Though it is now discredited, totemism once captured the imagination of Sigmund Freud, Emile Durkheim, James Frazer, and other prominent Victorian thinkers. In this lively intellectual history, Robert Alun Jones considers the construction of a theory and the divergent ways religious scholars, anthropologists, psychoanalysts, and cultural theorists drew on totemism to explore and define primitive and modern societies' religious, cultural, and sexual norms. Combining innovative readings of individual scholars' work and a rich portrait of Victorian intellectual life, Jones brilliantly traces the rise and fall of a powerful idea. First used to describe the belief systems of Native American tribes, totemism ultimately encompassed a range of characteristics. Its features included belief in a guardian spirit that assumed the form of an a particular animal; a prohibition against marrying outside the clan combined with a powerful incest taboo; a sacrament in which members of the totemic clan slaughtered a representative of the totemic species; and the tracing of descent through the female rather than the male.
These attributes struck a chord with the late Victorian mentality and its obsession with inappropriate sexual relations, evolutionary theory, and gender roles. Totemism represented a set of beliefs that, though utterly primitive and at a great evolutionary distance, reassured Victorians of their own more civilized values and practices. Totemism's attraction to Victorian thinkers reflects the ways in which the social sciences construct their objects of study rather than discovering them. In discussing works such as Freud's Totem and Taboo or Frazer's The Golden Bough, Jones considers how theorists used the vocabulary of totemism to suit their intellectual interests and goals. Ultimately, anthropologists such as A. A. Goldenweiser, Franz Boas, and Claude Levi-Strauss argued that totemism was more a reflection of the concerns of Victorian theorists than of the actual practices and beliefs of "primitive" societies, and by the late twentieth century totemism seemed to have disappeared altogether.

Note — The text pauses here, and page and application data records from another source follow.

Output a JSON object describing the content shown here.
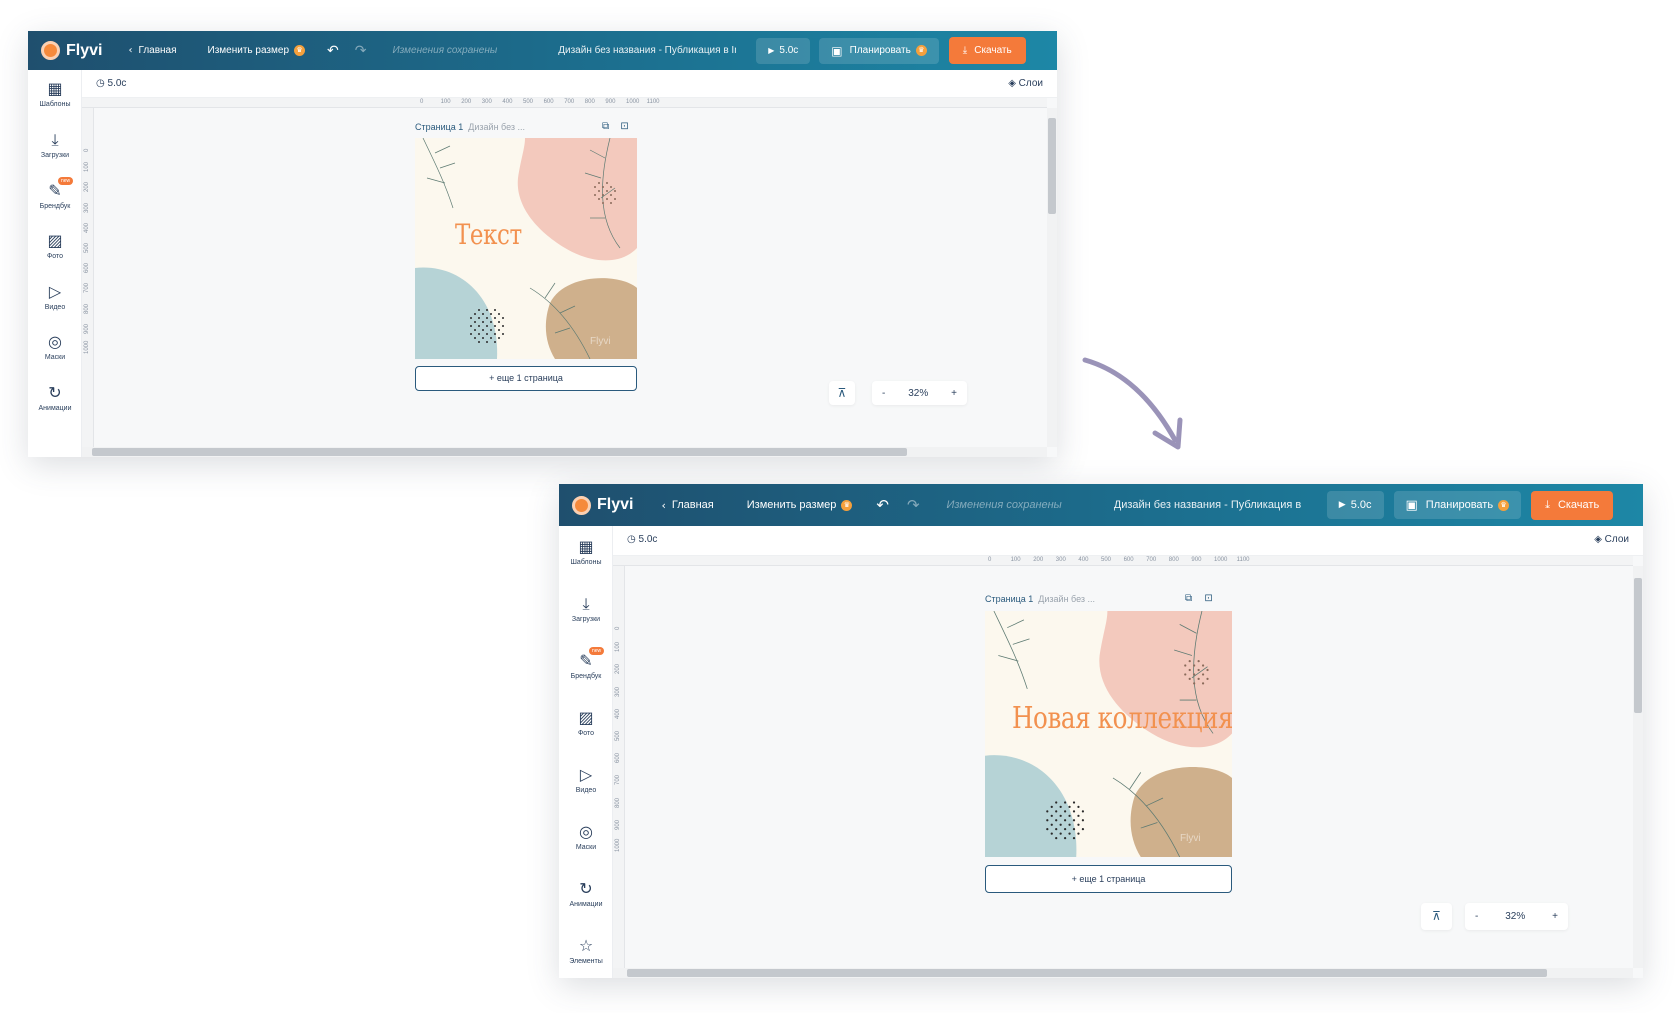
{
  "colors": {
    "topbar": "#1c6e8e",
    "accent_orange": "#f47a3a",
    "canvas_bg": "#fcf8ee",
    "canvas_text": "#f2914f",
    "arrow": "#9a93b8"
  },
  "editor": {
    "logo": "Flyvi",
    "home": "Главная",
    "resize": "Изменить размер",
    "saved": "Изменения сохранены",
    "doc_title": "Дизайн без названия - Публикация в In...",
    "play": "5.0с",
    "schedule": "Планировать",
    "download": "Скачать",
    "timer": "5.0с",
    "layers": "Слои",
    "page_label": "Страница 1",
    "page_sub": "Дизайн без ...",
    "add_page": "+ еще 1 страница",
    "zoom": "32%",
    "zoom_minus": "-",
    "zoom_plus": "+",
    "watermark": "Flyvi",
    "icons": {
      "back": "chevron-left-icon",
      "undo": "undo-icon",
      "redo": "redo-icon",
      "play": "play-icon",
      "calendar": "calendar-icon",
      "download": "download-icon",
      "timer": "clock-icon",
      "layers": "layers-icon",
      "copy": "duplicate-icon",
      "fit": "fit-to-screen-icon"
    }
  },
  "sidebar": {
    "templates": "Шаблоны",
    "uploads": "Загрузки",
    "brandbook": "Брендбук",
    "photo": "Фото",
    "video": "Видео",
    "masks": "Маски",
    "animations": "Анимации",
    "elements": "Элементы",
    "new_badge": "new"
  },
  "ruler": {
    "h_ticks": [
      "0",
      "100",
      "200",
      "300",
      "400",
      "500",
      "600",
      "700",
      "800",
      "900",
      "1000",
      "1100"
    ],
    "v_ticks": [
      "0",
      "100",
      "200",
      "300",
      "400",
      "500",
      "600",
      "700",
      "800",
      "900",
      "1000"
    ]
  },
  "before": {
    "canvas_text": "Текст"
  },
  "after": {
    "canvas_text": "Новая коллекция"
  }
}
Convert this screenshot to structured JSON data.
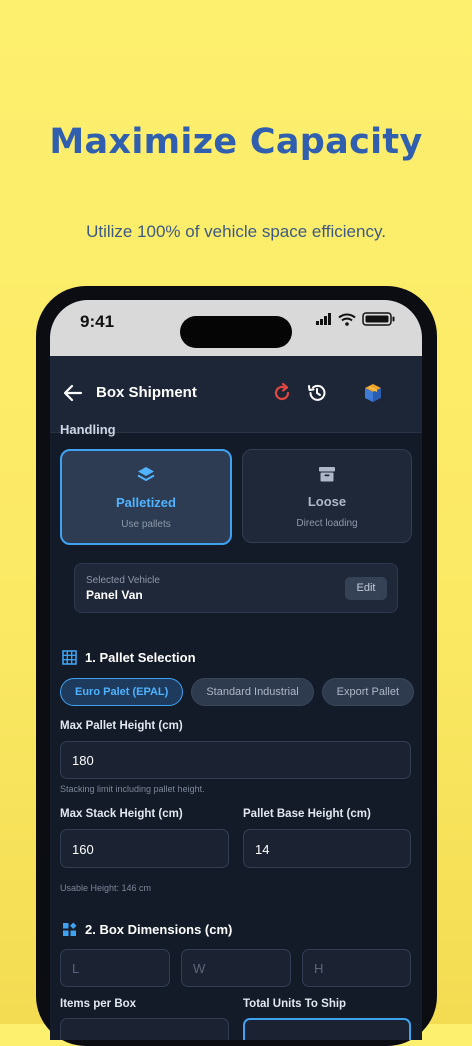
{
  "promo": {
    "headline": "Maximize Capacity",
    "subline": "Utilize 100% of vehicle space efficiency."
  },
  "status_bar": {
    "time": "9:41"
  },
  "app_bar": {
    "title": "Box Shipment",
    "icons": [
      "back-arrow-icon",
      "refresh-icon",
      "history-icon",
      "boxes-logo-icon"
    ],
    "accent_refresh": "#e2473f"
  },
  "handling": {
    "label": "Handling",
    "options": [
      {
        "title": "Palletized",
        "subtitle": "Use pallets",
        "icon": "layers-icon",
        "selected": true
      },
      {
        "title": "Loose",
        "subtitle": "Direct loading",
        "icon": "archive-box-icon",
        "selected": false
      }
    ]
  },
  "vehicle": {
    "label": "Selected Vehicle",
    "value": "Panel Van",
    "edit_label": "Edit"
  },
  "pallet_section": {
    "title": "1. Pallet Selection",
    "chips": [
      {
        "label": "Euro Palet (EPAL)",
        "selected": true
      },
      {
        "label": "Standard Industrial",
        "selected": false
      },
      {
        "label": "Export Pallet",
        "selected": false
      }
    ],
    "max_pallet_height": {
      "label": "Max Pallet Height (cm)",
      "value": "180",
      "hint": "Stacking limit including pallet height."
    },
    "max_stack_height": {
      "label": "Max Stack Height (cm)",
      "value": "160"
    },
    "pallet_base_height": {
      "label": "Pallet Base Height (cm)",
      "value": "14"
    },
    "usable_height": "Usable Height: 146 cm"
  },
  "box_section": {
    "title": "2. Box Dimensions (cm)",
    "placeholders": {
      "l": "L",
      "w": "W",
      "h": "H"
    },
    "items_per_box_label": "Items per Box",
    "total_units_label": "Total Units To Ship"
  },
  "colors": {
    "accent": "#3fa2f0",
    "headline": "#2f5fae",
    "background": "#fdf06e",
    "screen": "#131a28"
  }
}
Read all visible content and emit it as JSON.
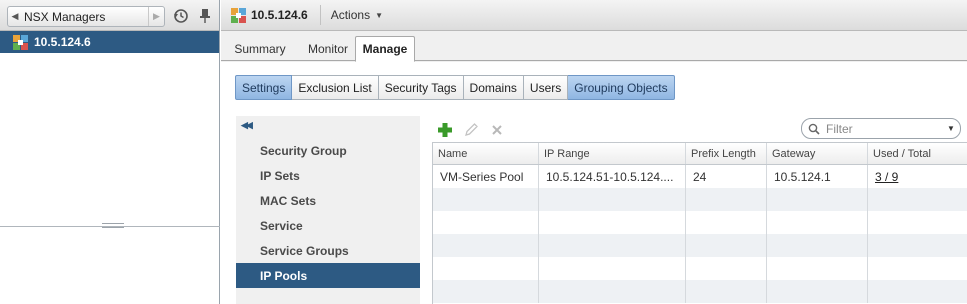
{
  "navigator": {
    "back_label": "NSX Managers",
    "selected_item": "10.5.124.6"
  },
  "object": {
    "title": "10.5.124.6",
    "actions_label": "Actions"
  },
  "tabs": [
    {
      "label": "Summary"
    },
    {
      "label": "Monitor"
    },
    {
      "label": "Manage"
    }
  ],
  "subtabs": [
    {
      "label": "Settings"
    },
    {
      "label": "Exclusion List"
    },
    {
      "label": "Security Tags"
    },
    {
      "label": "Domains"
    },
    {
      "label": "Users"
    },
    {
      "label": "Grouping Objects"
    }
  ],
  "grouping_objects": [
    {
      "label": "Security Group"
    },
    {
      "label": "IP Sets"
    },
    {
      "label": "MAC Sets"
    },
    {
      "label": "Service"
    },
    {
      "label": "Service Groups"
    },
    {
      "label": "IP Pools"
    }
  ],
  "filter": {
    "placeholder": "Filter"
  },
  "grid": {
    "columns": [
      "Name",
      "IP Range",
      "Prefix Length",
      "Gateway",
      "Used / Total"
    ],
    "rows": [
      {
        "name": "VM-Series Pool",
        "ip_range": "10.5.124.51-10.5.124....",
        "prefix_length": "24",
        "gateway": "10.5.124.1",
        "used_total": "3 / 9"
      }
    ]
  },
  "colors": {
    "selection": "#2d5a83",
    "active_subtab": "#8fb6e2",
    "add_icon": "#3a9a2a"
  }
}
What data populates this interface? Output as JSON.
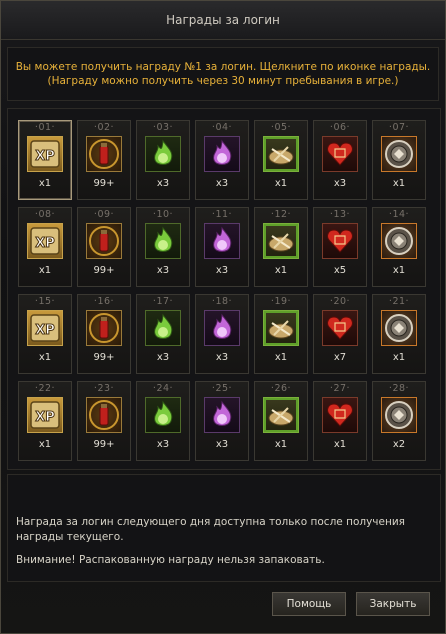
{
  "window": {
    "title": "Награды за логин",
    "notice_line1": "Вы можете получить награду №1 за логин. Щелкните по иконке награды.",
    "notice_line2": "(Награду можно получить через 30 минут пребывания в игре.)"
  },
  "rewards": [
    {
      "day": "01",
      "type": "xp",
      "count": "x1"
    },
    {
      "day": "02",
      "type": "potion",
      "count": "99+"
    },
    {
      "day": "03",
      "type": "green-flame",
      "count": "x3"
    },
    {
      "day": "04",
      "type": "purple-flame",
      "count": "x3"
    },
    {
      "day": "05",
      "type": "scroll",
      "count": "x1"
    },
    {
      "day": "06",
      "type": "heart",
      "count": "x3"
    },
    {
      "day": "07",
      "type": "medal",
      "count": "x1"
    },
    {
      "day": "08",
      "type": "xp",
      "count": "x1"
    },
    {
      "day": "09",
      "type": "potion",
      "count": "99+"
    },
    {
      "day": "10",
      "type": "green-flame",
      "count": "x3"
    },
    {
      "day": "11",
      "type": "purple-flame",
      "count": "x3"
    },
    {
      "day": "12",
      "type": "scroll",
      "count": "x1"
    },
    {
      "day": "13",
      "type": "heart",
      "count": "x5"
    },
    {
      "day": "14",
      "type": "medal",
      "count": "x1"
    },
    {
      "day": "15",
      "type": "xp",
      "count": "x1"
    },
    {
      "day": "16",
      "type": "potion",
      "count": "99+"
    },
    {
      "day": "17",
      "type": "green-flame",
      "count": "x3"
    },
    {
      "day": "18",
      "type": "purple-flame",
      "count": "x3"
    },
    {
      "day": "19",
      "type": "scroll",
      "count": "x1"
    },
    {
      "day": "20",
      "type": "heart",
      "count": "x7"
    },
    {
      "day": "21",
      "type": "medal",
      "count": "x1"
    },
    {
      "day": "22",
      "type": "xp",
      "count": "x1"
    },
    {
      "day": "23",
      "type": "potion",
      "count": "99+"
    },
    {
      "day": "24",
      "type": "green-flame",
      "count": "x3"
    },
    {
      "day": "25",
      "type": "purple-flame",
      "count": "x3"
    },
    {
      "day": "26",
      "type": "scroll",
      "count": "x1"
    },
    {
      "day": "27",
      "type": "heart",
      "count": "x1"
    },
    {
      "day": "28",
      "type": "medal",
      "count": "x2"
    }
  ],
  "info": {
    "line1": "Награда за логин следующего дня доступна только после получения награды текущего.",
    "line2": "Внимание! Распакованную награду нельзя запаковать."
  },
  "buttons": {
    "help": "Помощь",
    "close": "Закрыть"
  },
  "colors": {
    "notice_text": "#e8b23a",
    "panel_border": "#2c2a26",
    "selected_border": "#a89a7c"
  }
}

Robert Alun Jones is professor emeritus of religious studies, history, and sociology at the University of Illinois at Urbana-Champaign. He is the author of Emile Durkheim: An Introduction to Four Major Works and The Development of Durkheim's Social Realism.
Introduction 1. Totemism as Animal Worship 2. Totemism as Sacrament 3. Totemism as Utility 4. Totemism as Self-Transcendence 5. Totemism as Neurosis Conclusion. The Secret of the Totem Notes Bibliography Index